Vaping Economics

May 09, 2017

Well I just feel like I took my 8th grade science class all over again.  Wattage, voltage, Ohms, resistance, amps, current . . . it can all get pretty confusing when you are trying to get the most out of your products and even more confusing when you are making/rebuilding your own mods and atomizers.  Not to mention dangerous, if you don’t do your due diligence in calculations and research using Ohm’s Law (having 2 of the three factors-resistance, voltage, current- allows you to calculate the third)*.  So how can you get a personalized vaping experience that best caters to your needs?  I created a quick cheat sheet that will help!

Increased Resistance/Ohms in Coils

Decreased Resistance/Ohms in Coils
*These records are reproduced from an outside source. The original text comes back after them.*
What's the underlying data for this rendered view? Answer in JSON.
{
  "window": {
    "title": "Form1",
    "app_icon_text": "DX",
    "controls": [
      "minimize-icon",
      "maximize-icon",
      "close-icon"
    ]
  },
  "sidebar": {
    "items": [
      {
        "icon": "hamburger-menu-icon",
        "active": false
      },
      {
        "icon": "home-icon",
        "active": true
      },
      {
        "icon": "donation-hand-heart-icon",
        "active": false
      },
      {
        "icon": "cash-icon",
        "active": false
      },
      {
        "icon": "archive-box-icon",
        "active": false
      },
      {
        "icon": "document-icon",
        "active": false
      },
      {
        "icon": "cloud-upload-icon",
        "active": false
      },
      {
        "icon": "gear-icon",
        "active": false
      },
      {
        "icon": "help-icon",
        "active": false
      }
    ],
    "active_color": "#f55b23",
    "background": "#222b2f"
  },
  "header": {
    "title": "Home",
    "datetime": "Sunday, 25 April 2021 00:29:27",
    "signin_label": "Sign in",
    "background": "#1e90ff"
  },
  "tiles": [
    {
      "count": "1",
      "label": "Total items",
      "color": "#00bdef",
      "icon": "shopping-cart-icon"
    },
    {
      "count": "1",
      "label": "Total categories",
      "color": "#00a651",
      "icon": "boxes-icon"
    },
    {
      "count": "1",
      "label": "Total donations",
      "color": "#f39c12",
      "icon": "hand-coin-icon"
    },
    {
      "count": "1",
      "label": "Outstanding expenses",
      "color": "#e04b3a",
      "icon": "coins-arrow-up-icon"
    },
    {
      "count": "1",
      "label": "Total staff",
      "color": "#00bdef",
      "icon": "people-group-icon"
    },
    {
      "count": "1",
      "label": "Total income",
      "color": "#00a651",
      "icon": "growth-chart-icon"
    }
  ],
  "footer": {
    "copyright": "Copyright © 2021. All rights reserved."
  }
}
Increased battery life

Battery drains quickly

Atomizer lasts longer

Decreased atomizer life

Subtle flavor (depending on juice flavor)

Increased flavor (depending on atomizer)

Cooler Vapor

Warmer Vapor

E-juice lasts longer

E-juice diminishes quickly

Dry hit less likely

Dry hit more probable

Thinner clouds

Thicker vapor

Voltage and wattage also contribute to these factors; more heat is generated in the coil when there’s lower resistance.  So if you have e-liquid flavors like coffee, cake batter or tobacco, the higher heat will release an enhanced taste.  But if you have flavors like strawberry, pineapple, or melon, the higher resistance in the coils will decrease the amount of heat and elicit a better taste with these types of flavors.  It all boils down to personal preference.

Think of Ohms as either squeezing the current flowing through the coils or letting it flow through without a hitch.  Adjusting the battery voltage allows you to achieve your desired hit, flavor, and cloud.  It’s important to keep in mind that calculating the amps or current that the coil will pull from the battery can prevent a battery from being pushed beyond its limits and exploding.  Sounds scary because it is, but this mostly pertains to people who are building their own coils for mods/atomizers and don’t properly do the calculations (4.2 for most 18650/26650 batteries).  I am all about safety and math was never one of my strong points, so you won’t see me trying to build anything.  I’m also a big fan of getting my money's worth, so finding out exactly what I need to do in order to achieve that is well worth my time, hopefully worth yours as well.

* has a great Ohm’s Law calculator if you need one